DISPEL is a language designed for describing and organising data-intensive processing.
Cloud systems, such as OSDC and Microsoft's Azure are intended to provide easily accessed and economic data-intensive computation.
The challenge is that DISPEL is a streaming technology that potentially can handle large volumes of data as well as continuous streams of data.
This streaming needs computational nodes that can access disks and that can communicate with one another, e.g. stream data to one another.
A gateway is also needed that accepts requests encoded in DISPEL and distributes them to those nodes, partitioning the enactment graph to balance
the load on each node, and co-locating nodes that have large data volumes to send to one another.
The first project phase would develop a deployment phase that set up the gateway and intercommunicating nodes rather like a pilot job in other distributed computing systems. These would then be allocated work as it arrives as DISPEL requests at the gateway. Initially, with whole DISPEL graphs to a node,
and then with preconfigured distribution over the nodes. Measuring the performance or costs of this base-level system would complete this phase.
The second, and more ambitious, phase would dynamically partition the incoming graphs over the available nodes autonomically optimising the combined system to deliver results as quickly as possible. This would be advanced by taking into account alternative resources which might be used, building on the research of Chee Sun Liew. This phase would finish by measuring the effectiveness of various optimisation strategies.
The third phase would consider a continuous stream of DISPEL requests arriving at one or more gateways. It would consider two forms of dynamic optimisation in addition to and in conjunction with those above. (1) delegation of all or part of a request to another gateway, or (2) adjusting the number or type of nodes behind a gateway, increasing their number as the load increases and reducing it as it decreases. The measurements would now show how these optimisations affect the individual jobs and how they affect the cost ($ charged, energy, etc.) of running the workload.

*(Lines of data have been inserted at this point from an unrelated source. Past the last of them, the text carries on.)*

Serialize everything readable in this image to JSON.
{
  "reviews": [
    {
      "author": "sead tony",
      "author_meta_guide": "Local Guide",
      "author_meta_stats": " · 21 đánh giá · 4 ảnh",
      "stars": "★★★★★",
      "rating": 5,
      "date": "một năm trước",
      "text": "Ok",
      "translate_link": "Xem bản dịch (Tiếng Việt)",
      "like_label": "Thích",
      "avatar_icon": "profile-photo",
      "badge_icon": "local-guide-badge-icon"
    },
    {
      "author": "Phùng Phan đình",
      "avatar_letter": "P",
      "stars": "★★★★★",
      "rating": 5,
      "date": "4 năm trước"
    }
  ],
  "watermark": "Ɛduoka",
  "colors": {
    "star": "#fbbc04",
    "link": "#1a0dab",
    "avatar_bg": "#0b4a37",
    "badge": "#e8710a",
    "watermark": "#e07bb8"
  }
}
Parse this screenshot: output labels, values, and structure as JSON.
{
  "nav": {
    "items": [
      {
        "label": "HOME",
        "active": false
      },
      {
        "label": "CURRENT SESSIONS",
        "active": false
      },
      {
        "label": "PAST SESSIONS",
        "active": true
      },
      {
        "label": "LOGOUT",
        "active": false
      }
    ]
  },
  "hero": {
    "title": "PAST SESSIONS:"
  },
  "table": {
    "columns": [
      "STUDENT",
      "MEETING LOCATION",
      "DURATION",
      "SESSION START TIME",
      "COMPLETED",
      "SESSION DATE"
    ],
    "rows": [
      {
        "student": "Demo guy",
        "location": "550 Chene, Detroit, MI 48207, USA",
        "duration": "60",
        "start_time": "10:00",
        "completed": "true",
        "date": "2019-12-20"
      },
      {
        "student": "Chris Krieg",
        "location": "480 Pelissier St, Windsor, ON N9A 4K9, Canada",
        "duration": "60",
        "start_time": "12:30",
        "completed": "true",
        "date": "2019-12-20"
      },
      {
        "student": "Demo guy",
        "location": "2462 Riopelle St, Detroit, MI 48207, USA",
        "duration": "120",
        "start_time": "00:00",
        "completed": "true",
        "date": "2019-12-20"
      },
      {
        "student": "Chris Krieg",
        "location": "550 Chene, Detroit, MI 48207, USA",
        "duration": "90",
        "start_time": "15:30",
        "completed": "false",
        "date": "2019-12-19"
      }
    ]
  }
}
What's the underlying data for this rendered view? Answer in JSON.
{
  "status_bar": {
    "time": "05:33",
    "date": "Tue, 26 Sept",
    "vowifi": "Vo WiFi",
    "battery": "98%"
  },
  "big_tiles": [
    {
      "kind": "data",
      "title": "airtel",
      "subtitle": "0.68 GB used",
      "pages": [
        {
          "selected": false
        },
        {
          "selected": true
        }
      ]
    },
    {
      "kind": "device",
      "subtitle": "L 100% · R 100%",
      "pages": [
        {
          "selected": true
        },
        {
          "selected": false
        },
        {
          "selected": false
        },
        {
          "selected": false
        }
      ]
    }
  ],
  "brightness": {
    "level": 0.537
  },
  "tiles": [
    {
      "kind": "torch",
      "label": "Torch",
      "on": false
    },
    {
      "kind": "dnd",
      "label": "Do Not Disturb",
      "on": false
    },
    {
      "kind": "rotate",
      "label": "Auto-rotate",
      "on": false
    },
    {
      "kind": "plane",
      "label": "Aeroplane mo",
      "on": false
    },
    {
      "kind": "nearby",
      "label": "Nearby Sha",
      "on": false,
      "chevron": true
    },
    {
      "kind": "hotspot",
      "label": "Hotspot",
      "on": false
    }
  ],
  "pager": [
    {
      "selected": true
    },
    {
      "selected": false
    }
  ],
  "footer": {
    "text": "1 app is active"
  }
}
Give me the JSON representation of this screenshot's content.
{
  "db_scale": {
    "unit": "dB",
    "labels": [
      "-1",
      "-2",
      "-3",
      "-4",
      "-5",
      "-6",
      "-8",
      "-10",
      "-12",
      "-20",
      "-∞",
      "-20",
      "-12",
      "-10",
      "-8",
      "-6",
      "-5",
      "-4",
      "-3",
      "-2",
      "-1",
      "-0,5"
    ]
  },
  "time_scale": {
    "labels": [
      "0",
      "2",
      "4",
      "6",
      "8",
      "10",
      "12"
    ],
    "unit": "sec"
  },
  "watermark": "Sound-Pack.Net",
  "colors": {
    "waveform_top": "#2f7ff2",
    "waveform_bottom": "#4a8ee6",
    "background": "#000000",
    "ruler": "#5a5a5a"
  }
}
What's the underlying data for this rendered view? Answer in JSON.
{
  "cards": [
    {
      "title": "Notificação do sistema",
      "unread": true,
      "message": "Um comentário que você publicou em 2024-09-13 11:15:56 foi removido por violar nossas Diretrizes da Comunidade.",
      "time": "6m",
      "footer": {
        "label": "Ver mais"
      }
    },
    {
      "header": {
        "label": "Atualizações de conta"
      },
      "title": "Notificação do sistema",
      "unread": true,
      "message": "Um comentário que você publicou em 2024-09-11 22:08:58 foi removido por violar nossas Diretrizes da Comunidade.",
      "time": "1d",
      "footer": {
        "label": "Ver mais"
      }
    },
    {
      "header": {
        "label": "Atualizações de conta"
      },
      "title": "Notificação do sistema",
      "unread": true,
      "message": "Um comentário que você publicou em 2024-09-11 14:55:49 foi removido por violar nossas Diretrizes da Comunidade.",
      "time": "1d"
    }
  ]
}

Parts of this might be undertaken during OSDC PIRE research visits; it might also be developed into a PhD.
Contact Malcolm Atkinson, Paul Martin or Chee Sun Liew